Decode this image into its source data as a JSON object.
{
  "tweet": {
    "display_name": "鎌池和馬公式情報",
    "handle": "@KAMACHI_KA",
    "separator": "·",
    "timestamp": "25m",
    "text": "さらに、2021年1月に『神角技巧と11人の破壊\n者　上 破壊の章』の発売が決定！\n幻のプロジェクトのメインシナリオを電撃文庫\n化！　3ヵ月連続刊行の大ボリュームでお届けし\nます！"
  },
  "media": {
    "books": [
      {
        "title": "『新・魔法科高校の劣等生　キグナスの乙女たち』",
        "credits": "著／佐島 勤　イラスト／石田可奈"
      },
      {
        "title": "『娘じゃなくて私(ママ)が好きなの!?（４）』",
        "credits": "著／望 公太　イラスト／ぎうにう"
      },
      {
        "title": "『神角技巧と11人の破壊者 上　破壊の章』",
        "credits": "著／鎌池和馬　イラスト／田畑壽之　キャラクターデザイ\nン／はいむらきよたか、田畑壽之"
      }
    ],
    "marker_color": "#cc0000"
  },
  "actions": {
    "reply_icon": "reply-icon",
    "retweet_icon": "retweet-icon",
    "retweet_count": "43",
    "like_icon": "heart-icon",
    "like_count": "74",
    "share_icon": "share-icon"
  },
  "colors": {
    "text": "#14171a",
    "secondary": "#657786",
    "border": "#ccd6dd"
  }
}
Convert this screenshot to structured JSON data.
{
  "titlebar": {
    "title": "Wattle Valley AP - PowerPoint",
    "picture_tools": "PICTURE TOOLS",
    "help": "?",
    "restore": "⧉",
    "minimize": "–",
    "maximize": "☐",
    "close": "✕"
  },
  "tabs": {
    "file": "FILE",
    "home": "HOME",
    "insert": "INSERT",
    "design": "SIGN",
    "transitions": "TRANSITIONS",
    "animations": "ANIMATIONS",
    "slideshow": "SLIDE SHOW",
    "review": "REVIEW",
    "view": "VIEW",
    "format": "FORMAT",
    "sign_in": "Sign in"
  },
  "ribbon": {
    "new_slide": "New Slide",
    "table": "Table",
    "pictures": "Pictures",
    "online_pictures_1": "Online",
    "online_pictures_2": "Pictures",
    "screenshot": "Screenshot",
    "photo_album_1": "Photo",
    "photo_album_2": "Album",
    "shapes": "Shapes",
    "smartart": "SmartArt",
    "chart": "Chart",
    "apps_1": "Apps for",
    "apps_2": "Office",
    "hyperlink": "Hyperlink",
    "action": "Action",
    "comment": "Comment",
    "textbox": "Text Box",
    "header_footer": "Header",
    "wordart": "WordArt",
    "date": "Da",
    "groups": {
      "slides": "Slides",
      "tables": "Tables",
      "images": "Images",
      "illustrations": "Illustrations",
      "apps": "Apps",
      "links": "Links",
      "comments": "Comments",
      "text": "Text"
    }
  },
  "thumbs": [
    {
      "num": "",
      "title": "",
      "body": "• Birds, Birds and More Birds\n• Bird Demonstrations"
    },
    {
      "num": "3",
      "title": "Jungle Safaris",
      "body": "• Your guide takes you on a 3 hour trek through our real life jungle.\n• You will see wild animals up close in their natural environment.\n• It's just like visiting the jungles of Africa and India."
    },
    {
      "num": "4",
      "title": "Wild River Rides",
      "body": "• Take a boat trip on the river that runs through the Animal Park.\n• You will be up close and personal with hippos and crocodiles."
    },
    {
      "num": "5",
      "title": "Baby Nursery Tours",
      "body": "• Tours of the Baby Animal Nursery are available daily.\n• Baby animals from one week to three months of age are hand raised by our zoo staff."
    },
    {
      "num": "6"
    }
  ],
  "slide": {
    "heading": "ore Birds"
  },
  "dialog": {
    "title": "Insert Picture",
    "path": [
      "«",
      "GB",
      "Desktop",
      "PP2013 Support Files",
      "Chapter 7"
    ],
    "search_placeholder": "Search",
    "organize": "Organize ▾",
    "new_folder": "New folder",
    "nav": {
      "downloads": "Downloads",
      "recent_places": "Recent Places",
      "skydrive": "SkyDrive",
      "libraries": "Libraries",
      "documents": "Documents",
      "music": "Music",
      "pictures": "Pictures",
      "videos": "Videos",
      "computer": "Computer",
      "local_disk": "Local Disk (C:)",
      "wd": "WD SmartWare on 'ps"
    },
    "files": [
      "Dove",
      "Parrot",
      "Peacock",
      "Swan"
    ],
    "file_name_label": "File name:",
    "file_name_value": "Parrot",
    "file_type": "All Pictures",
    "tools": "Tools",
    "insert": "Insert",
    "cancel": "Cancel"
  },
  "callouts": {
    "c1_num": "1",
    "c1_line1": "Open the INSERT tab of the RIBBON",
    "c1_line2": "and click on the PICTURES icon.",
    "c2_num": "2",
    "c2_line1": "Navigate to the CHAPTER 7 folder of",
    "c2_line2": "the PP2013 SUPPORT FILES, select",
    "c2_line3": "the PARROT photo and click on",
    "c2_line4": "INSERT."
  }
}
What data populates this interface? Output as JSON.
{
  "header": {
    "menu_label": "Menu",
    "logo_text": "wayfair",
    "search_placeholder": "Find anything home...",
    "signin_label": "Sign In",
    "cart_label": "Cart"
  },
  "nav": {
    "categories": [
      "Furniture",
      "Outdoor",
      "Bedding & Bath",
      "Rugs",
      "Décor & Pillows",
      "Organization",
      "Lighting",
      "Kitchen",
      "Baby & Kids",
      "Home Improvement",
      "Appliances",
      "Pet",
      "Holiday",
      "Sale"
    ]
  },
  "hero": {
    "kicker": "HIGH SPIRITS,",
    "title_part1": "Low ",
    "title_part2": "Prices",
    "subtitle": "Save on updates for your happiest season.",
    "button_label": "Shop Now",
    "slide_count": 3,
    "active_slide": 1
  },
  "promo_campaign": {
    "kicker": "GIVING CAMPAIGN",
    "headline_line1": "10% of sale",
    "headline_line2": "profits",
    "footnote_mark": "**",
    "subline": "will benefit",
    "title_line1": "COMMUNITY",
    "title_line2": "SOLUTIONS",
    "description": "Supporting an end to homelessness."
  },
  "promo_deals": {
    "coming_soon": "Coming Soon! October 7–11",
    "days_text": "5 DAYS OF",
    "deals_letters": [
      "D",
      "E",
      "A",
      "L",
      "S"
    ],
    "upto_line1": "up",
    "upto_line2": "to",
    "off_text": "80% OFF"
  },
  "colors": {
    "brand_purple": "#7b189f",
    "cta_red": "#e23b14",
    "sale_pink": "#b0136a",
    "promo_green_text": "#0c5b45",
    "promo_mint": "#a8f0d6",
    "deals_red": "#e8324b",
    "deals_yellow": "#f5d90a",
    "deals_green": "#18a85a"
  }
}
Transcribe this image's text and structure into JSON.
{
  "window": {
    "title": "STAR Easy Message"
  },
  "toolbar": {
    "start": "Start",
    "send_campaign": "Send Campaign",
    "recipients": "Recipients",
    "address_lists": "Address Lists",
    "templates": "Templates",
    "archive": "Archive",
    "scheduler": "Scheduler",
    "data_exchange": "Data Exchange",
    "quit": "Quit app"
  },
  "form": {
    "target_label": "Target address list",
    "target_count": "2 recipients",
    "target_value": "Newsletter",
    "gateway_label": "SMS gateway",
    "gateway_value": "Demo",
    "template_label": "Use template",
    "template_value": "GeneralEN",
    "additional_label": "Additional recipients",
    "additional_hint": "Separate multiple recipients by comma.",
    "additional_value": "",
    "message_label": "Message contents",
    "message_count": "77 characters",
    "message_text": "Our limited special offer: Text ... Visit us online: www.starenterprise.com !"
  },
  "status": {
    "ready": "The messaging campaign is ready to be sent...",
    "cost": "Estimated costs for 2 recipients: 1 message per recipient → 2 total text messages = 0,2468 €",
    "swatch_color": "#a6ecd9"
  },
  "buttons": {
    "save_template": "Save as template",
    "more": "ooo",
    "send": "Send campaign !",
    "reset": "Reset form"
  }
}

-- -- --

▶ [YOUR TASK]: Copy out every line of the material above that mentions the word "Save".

▶ [RESPONSE TO THE TASK]:
    "subtitle": "Save on updates for your happiest season.",
    "save_template": "Save as template",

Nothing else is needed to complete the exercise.